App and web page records
┏━━

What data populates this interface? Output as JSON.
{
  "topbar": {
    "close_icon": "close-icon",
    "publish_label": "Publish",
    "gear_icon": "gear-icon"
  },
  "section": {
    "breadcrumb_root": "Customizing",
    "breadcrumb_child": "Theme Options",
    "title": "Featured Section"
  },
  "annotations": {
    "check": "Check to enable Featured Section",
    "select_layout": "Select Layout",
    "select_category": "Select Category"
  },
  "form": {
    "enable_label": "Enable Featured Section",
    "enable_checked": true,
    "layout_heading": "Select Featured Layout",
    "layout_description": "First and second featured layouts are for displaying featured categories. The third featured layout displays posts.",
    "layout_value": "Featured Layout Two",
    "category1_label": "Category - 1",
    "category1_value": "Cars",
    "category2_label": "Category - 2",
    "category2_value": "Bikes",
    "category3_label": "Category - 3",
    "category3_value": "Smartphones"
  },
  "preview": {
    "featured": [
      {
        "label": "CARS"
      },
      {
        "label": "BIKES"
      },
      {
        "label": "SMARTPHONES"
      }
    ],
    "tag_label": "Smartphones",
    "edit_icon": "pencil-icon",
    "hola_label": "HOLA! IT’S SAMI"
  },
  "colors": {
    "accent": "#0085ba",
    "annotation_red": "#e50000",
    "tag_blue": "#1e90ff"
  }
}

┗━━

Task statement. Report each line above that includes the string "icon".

Written response.
    "close_icon": "close-icon",
    "gear_icon": "gear-icon"
    "edit_icon": "pencil-icon",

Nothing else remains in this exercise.